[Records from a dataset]
-.-.-
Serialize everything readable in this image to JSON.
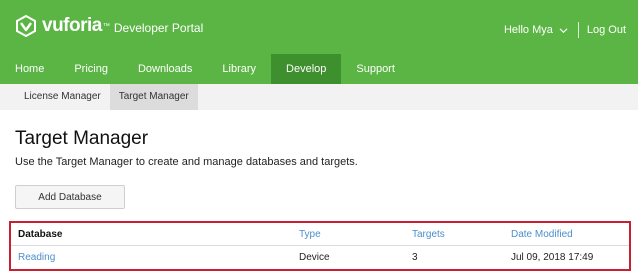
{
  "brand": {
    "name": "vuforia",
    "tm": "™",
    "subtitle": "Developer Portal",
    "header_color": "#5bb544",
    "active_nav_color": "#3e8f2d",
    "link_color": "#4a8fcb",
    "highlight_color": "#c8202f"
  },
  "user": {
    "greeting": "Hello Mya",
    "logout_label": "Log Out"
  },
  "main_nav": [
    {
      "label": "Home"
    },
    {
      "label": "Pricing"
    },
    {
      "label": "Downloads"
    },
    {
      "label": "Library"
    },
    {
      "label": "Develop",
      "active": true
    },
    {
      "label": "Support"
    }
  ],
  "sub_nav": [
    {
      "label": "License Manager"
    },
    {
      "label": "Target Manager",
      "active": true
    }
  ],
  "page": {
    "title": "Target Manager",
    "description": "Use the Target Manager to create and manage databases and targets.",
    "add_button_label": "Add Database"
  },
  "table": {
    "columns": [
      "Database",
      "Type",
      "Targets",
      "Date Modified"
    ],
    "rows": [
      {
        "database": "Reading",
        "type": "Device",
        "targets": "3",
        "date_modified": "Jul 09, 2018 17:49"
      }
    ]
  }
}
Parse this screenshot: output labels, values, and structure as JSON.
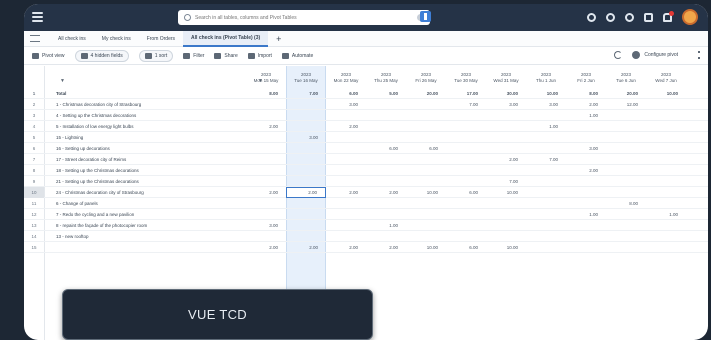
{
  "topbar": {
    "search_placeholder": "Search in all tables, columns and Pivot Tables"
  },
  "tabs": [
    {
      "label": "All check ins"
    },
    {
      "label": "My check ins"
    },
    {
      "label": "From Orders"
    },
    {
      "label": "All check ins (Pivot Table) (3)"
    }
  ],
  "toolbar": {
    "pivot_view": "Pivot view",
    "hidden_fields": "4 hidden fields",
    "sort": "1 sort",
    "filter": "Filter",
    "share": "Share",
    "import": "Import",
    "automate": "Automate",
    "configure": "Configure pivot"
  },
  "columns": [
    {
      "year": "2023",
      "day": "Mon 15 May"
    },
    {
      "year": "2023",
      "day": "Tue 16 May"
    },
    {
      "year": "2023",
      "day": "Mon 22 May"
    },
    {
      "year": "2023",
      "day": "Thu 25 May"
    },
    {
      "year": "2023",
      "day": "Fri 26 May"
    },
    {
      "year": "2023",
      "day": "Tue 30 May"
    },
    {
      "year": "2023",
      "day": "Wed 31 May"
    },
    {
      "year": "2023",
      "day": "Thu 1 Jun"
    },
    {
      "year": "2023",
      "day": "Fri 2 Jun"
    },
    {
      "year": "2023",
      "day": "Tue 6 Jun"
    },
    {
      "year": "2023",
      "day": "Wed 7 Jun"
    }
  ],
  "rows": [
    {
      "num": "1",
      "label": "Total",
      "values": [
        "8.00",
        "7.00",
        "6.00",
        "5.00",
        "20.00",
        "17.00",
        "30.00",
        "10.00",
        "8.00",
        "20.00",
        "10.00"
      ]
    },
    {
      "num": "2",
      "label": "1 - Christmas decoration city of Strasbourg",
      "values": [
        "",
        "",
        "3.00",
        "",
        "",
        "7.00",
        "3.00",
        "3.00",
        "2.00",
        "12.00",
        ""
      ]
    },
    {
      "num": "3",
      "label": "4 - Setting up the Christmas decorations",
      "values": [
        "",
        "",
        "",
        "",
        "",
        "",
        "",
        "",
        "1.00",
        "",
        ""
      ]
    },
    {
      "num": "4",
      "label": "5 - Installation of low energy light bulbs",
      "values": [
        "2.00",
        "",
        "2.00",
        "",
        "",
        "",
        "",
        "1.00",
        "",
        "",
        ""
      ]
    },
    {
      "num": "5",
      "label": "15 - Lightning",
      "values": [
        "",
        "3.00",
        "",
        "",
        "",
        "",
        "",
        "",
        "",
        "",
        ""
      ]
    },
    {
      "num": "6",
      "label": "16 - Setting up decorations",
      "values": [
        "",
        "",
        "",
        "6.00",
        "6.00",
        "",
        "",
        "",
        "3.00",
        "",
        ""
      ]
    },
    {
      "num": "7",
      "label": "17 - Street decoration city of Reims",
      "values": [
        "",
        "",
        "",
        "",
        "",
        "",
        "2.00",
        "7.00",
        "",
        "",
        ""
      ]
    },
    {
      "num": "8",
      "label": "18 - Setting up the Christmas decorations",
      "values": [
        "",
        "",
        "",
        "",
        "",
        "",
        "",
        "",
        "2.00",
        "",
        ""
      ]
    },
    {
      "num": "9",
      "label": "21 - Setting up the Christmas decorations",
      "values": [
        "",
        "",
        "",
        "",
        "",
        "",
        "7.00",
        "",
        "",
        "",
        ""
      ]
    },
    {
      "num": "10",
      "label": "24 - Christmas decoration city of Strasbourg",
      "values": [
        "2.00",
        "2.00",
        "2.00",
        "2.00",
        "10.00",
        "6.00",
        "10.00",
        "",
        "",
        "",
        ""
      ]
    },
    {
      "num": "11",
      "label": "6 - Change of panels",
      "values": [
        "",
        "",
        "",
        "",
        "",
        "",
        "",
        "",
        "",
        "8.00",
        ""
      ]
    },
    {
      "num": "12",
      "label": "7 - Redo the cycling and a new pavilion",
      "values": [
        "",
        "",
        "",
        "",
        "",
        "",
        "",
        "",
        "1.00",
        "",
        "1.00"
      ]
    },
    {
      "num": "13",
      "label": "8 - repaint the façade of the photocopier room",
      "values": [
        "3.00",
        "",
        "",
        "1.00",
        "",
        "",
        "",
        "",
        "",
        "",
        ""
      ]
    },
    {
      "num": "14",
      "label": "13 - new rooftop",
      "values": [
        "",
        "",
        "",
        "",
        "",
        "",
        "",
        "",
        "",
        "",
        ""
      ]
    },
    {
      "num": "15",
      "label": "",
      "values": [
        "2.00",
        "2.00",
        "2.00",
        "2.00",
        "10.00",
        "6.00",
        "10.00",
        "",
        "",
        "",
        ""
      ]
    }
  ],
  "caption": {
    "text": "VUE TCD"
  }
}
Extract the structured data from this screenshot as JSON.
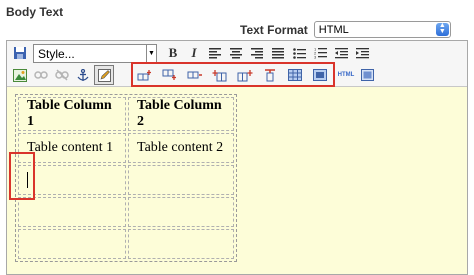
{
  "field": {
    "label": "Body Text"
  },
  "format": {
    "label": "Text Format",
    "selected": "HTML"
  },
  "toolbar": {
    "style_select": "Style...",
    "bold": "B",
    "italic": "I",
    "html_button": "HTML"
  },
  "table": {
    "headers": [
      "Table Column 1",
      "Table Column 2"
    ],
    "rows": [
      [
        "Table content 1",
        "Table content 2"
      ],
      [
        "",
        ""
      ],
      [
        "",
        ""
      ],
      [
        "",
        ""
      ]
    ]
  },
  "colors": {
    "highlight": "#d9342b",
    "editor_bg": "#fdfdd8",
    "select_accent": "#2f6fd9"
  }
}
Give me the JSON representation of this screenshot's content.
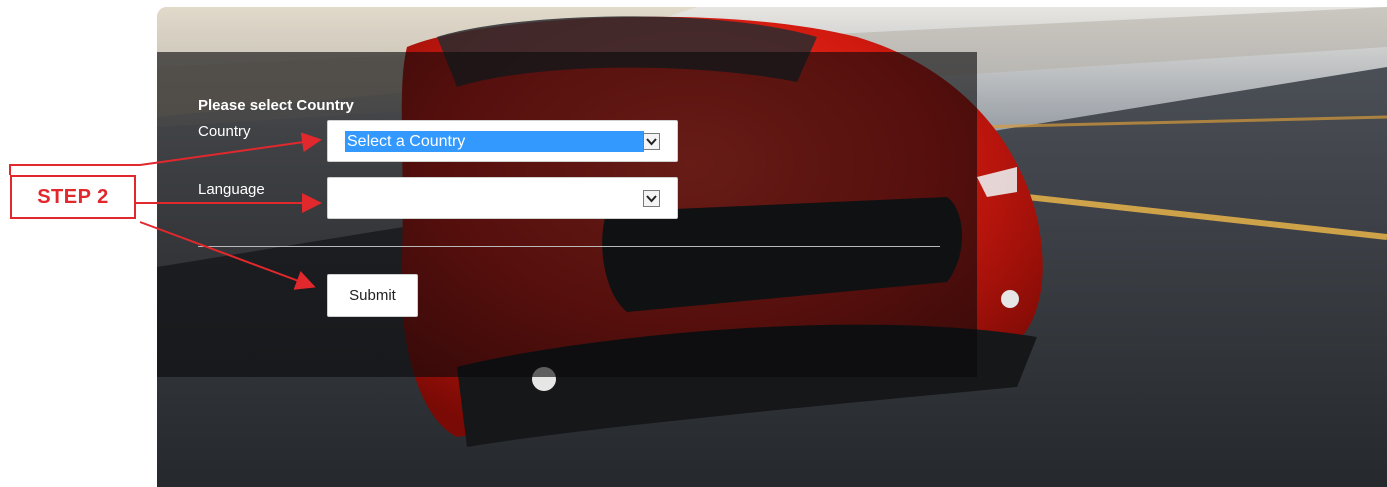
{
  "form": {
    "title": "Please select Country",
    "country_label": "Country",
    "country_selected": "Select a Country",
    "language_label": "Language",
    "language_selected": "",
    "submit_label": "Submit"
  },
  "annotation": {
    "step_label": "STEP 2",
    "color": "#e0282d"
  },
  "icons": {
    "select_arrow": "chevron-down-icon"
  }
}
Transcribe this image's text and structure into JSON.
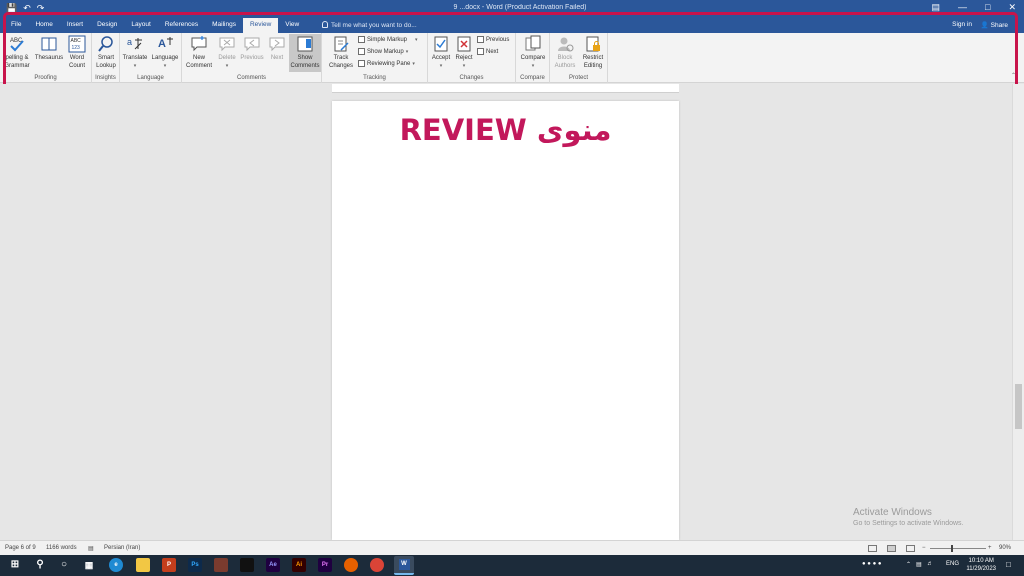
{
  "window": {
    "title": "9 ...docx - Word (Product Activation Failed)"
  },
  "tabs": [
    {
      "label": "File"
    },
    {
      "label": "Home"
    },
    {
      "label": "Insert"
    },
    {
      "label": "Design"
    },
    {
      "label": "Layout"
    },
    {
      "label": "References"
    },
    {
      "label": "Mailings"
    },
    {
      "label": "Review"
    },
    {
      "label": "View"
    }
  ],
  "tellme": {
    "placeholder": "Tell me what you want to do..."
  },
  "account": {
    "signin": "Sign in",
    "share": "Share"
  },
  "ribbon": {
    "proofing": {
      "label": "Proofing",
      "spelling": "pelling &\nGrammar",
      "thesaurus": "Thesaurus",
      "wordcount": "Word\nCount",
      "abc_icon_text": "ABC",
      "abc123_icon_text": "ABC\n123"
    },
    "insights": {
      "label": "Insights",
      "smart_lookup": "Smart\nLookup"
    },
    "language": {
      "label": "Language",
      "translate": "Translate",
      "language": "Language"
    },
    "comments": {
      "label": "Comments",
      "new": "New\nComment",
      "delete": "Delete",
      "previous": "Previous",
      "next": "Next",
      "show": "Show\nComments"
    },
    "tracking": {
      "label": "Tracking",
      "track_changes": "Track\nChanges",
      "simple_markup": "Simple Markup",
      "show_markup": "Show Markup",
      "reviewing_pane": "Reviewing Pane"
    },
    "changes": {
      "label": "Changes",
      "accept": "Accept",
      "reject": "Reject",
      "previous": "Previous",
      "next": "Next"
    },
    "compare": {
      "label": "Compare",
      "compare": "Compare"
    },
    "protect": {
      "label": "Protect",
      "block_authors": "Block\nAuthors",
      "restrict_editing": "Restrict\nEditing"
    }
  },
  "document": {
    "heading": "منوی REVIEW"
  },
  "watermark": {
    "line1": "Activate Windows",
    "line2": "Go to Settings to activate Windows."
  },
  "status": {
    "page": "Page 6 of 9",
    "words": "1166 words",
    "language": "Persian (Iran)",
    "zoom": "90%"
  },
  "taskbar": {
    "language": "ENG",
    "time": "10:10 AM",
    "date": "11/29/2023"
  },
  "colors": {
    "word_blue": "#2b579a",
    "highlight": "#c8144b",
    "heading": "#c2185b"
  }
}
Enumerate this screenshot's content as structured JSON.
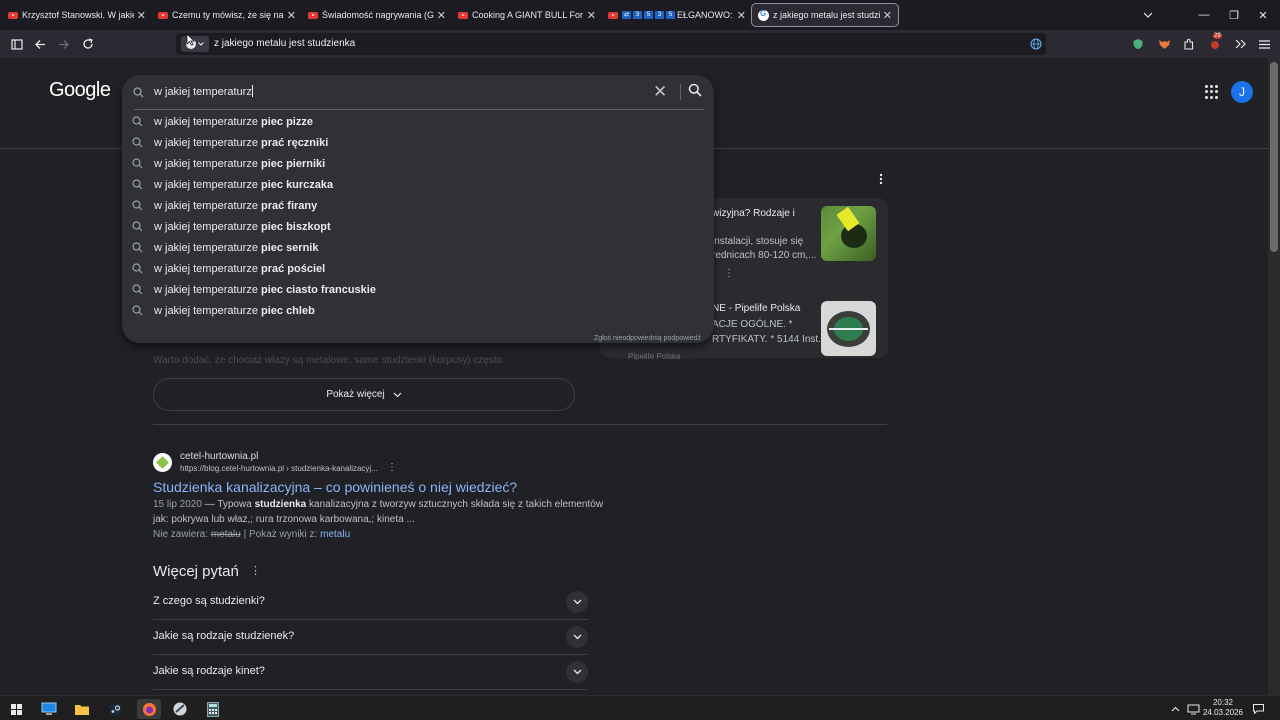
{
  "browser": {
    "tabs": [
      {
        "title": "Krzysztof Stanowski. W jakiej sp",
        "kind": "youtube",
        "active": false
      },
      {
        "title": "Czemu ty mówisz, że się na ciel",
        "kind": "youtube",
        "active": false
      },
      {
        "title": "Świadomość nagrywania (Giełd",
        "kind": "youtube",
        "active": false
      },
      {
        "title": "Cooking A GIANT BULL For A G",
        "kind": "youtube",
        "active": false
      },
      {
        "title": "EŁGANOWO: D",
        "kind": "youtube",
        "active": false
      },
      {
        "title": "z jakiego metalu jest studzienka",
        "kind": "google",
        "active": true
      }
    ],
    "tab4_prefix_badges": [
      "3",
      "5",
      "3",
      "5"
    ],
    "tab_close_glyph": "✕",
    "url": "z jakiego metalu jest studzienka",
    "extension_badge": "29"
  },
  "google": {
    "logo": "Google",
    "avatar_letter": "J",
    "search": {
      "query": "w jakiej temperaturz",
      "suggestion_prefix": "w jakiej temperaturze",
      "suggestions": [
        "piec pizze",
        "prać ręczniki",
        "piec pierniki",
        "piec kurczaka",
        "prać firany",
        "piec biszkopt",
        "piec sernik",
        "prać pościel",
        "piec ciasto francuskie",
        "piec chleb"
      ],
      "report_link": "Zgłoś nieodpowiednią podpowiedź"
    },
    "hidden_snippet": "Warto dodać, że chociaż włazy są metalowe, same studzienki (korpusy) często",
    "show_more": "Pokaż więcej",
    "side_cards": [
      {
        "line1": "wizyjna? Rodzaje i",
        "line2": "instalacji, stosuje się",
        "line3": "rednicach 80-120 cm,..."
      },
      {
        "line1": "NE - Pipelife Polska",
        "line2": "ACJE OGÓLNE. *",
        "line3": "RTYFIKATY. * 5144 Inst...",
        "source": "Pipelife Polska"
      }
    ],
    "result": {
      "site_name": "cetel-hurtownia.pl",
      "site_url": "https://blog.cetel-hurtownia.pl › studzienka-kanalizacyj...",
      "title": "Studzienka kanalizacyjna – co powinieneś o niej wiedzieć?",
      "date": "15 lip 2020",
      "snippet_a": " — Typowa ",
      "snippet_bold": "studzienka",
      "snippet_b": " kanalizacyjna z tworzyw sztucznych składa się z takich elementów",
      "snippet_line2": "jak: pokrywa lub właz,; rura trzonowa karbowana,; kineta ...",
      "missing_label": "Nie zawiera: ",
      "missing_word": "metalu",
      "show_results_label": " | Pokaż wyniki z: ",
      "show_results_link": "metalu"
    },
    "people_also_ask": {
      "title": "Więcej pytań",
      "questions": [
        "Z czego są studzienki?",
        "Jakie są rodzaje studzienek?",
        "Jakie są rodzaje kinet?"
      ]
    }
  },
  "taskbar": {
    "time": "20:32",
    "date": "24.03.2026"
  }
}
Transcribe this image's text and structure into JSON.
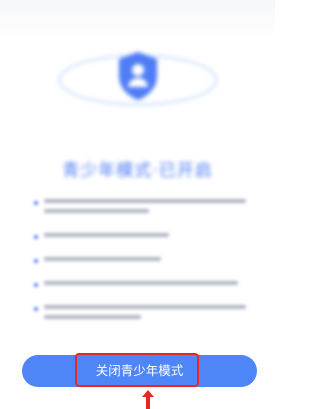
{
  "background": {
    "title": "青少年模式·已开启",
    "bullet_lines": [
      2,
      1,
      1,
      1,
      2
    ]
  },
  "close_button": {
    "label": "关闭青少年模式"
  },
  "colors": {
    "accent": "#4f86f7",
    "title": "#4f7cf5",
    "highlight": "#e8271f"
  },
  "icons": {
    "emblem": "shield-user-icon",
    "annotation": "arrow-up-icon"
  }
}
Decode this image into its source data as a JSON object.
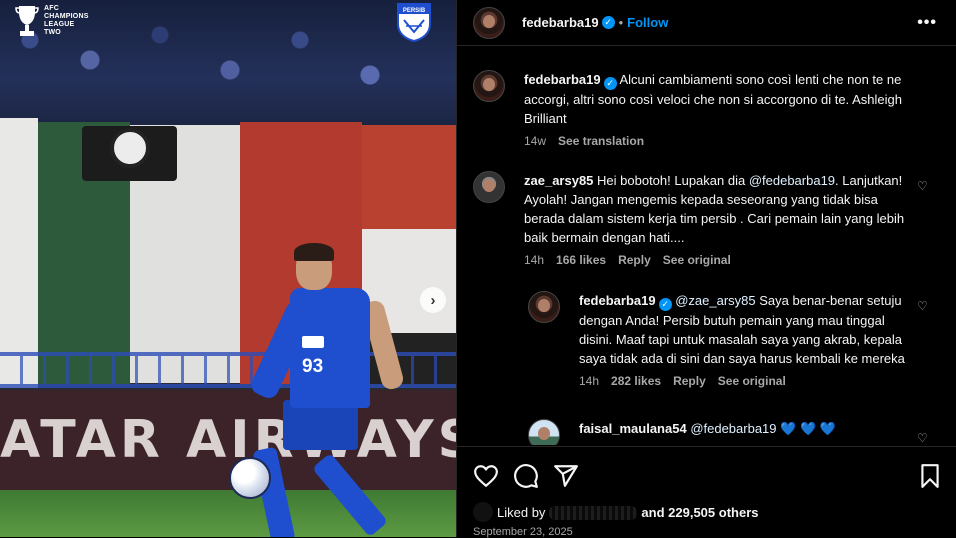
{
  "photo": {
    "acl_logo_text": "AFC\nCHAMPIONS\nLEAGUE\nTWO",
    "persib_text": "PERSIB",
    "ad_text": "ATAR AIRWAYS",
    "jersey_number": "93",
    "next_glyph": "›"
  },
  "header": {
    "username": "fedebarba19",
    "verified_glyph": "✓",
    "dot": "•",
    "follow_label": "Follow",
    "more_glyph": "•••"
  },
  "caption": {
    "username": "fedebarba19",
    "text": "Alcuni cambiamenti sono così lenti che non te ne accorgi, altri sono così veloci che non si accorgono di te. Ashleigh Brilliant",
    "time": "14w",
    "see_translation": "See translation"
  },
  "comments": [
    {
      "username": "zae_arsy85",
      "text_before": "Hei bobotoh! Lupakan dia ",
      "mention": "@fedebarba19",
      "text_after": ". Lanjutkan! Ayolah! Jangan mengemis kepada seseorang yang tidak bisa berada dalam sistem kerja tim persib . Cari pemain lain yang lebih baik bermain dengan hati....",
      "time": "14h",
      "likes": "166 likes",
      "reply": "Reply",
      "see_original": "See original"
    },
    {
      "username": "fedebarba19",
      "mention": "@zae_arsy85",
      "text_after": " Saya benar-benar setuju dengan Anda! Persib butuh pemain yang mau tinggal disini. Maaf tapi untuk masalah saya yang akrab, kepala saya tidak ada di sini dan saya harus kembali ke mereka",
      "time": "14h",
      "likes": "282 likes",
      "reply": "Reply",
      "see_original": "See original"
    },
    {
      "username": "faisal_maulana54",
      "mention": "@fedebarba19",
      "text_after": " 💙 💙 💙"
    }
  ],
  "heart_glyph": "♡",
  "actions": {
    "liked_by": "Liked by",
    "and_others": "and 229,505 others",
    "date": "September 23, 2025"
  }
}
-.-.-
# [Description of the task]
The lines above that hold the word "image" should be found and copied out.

# [Answer to the problem]
Serialize everything readable in this image to JSON.
Transcribe this image's text and structure into JSON.
Transcribe this image's text and structure into JSON.
Decode this image into its source data as a JSON object.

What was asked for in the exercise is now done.